Do not forget to add parenthesis even when there are no options.

step Contract::Validate( )

Always remember, calling a macro is calling a function that returns a callable object at compile-time.


The Model( ) macro replaces model Song, :create|:find.

Make sure to change :create to :new as in 2.x, the action is simply passed on to ActiveRecord (or any other ORM).

step Model( Song, :new )

Present / Form

In TRB2, there are no #present and #form anymore. You can only run an operation.

class SongsController < ApplicationController
  def create
    run Song::Create

You now need to write dedicated presentation operations for both present and form.

What used to be one big operation with two or even three confusing “modes” are now two separate operations that are combined via Nested.

class BlogPost::Create < Trailblazer::Operation
  class Present < Trailblazer::Operation
    # steps to setup model and contract
    step Model(BlogPost, :new)
    step Contract::Build( constant: BlogPost::Contract::Create )
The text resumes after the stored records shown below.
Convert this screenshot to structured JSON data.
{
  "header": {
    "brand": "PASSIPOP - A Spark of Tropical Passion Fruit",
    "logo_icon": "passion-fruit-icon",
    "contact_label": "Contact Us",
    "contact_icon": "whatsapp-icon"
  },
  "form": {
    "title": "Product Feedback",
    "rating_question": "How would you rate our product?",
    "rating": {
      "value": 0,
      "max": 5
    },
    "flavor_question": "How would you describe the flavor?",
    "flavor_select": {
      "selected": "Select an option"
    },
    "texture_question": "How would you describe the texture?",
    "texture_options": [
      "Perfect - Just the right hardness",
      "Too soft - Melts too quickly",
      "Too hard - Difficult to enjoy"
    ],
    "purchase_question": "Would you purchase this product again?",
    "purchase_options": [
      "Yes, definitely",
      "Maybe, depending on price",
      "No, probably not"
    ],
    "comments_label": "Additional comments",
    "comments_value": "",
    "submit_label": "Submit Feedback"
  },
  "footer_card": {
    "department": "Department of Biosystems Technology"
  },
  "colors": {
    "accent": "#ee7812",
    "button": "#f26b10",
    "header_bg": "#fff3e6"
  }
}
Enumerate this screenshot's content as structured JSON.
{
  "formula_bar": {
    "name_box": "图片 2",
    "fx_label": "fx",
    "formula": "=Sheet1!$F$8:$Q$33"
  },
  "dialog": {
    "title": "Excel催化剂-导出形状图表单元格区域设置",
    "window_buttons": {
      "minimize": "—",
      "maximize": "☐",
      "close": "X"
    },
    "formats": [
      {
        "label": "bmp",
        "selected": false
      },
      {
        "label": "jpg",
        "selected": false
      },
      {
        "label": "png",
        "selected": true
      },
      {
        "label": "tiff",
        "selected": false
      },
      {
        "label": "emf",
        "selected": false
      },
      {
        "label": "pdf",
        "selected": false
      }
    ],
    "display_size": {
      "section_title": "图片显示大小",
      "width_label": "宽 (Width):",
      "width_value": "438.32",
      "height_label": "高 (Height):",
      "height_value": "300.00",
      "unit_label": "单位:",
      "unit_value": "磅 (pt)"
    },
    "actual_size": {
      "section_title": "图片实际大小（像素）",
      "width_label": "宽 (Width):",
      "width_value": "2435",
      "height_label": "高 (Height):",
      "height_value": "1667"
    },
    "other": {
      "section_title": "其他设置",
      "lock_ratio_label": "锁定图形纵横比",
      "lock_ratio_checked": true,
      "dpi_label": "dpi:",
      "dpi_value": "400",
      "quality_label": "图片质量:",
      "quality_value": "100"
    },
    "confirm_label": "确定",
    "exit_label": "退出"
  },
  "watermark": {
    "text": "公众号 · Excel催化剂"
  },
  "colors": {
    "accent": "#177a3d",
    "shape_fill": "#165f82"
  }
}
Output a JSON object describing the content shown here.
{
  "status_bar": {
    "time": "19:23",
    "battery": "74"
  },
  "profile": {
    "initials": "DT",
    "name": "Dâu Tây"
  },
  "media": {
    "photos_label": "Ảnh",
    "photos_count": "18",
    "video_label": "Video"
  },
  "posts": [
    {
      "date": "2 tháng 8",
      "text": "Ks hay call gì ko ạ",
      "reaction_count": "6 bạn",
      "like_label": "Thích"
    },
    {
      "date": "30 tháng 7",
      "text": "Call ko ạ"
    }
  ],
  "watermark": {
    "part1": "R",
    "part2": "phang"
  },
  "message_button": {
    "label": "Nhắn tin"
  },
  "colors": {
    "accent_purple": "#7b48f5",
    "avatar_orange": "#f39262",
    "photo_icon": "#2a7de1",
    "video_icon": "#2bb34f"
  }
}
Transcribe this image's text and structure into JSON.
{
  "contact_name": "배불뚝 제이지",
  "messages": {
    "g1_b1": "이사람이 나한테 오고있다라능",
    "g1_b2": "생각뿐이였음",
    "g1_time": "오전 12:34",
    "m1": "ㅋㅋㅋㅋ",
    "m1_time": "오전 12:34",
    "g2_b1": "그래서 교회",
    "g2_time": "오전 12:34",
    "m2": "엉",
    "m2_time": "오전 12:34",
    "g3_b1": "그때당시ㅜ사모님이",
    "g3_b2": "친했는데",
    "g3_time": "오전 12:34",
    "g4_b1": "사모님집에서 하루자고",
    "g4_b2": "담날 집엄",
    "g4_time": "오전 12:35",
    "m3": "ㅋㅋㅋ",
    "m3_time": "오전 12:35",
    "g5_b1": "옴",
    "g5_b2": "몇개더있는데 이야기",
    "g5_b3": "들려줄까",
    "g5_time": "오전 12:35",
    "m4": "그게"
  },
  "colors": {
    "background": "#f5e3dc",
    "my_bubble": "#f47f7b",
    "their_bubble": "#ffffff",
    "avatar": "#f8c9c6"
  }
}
  # code for the Create/Update/..
  step Nested( Present )
  step Contract::Validate( )
  step Contract::Persist( )
  # ..

Be wary to run the correct operation for the respective controller action.

class SongsController < ApplicationController
  def show
    run Song::Create::Present # gives you @model and @form.

  def create
    run Song::Create          # gives you @model and @form, too!


In 1.1, you mutated params in the controller to inject additional dependencies. This is now done via the second optional argument to Operation::call. You have several options to hook into how those arguments are created in the controller.

What used to be the following snippet..

class ApplicationController < ActionController::Base
  def process_params!(params)
    params.merge!(current_user: current_user)

.. now becomes something along the following.

class ApplicationController < ActionController::Base
  def _run_options(options)
    options.merge("current_user" => current_user)


In 1.1, this used to be a common pattern.

op =
  id:, account_manager: { email: "" }

expect(res).to be false
expect(op.errors.to_s).to eq(..)

This would now look as follows.

res = AccountManager::Update(
  { id:, account_manager: { email: "" } },
  current_user: # this is a 2nd argument to #call.

expect(res).to be_failure
expect(res["contract.default"].errors.to_s).to eq(..)

When testing, it was handy to have the Operation::call method throw an exception when run invalid. In 2.0, since only have call, there will never be any exception thrown.

Use TestCase#run to get back the exception-throwing behavior.

RSpec.describe AccountManager::Update do
  let(:account_manager) do
        account_manager: {
          name: "Ad Min", email: "", password: '12345'
      "current_user" =>

run in tests works exactly the way it does in controllers, except that it throws an error when the result is failure?.


The Operation::Builder module doesn’t exist anymore and should be done with Nested.

Common Problems

  • NoMethodError: undefined method reforms_path' for in cells or views: You have to pass the @form instance to the cell, and not the result["contract.default"] reference. The latter one has not been wrapped to make it compatible with ActiveModel’s insanity.

    Alternatively, use the formular form builder.

Development Status

The compat gem tries to make the transition to newer versions as painless as possible. However, if you run into any problems specific to your application, please don’t hesitate to contact us. Pull requests (even ugly hacks) are appreciated in this gem, and this gem only.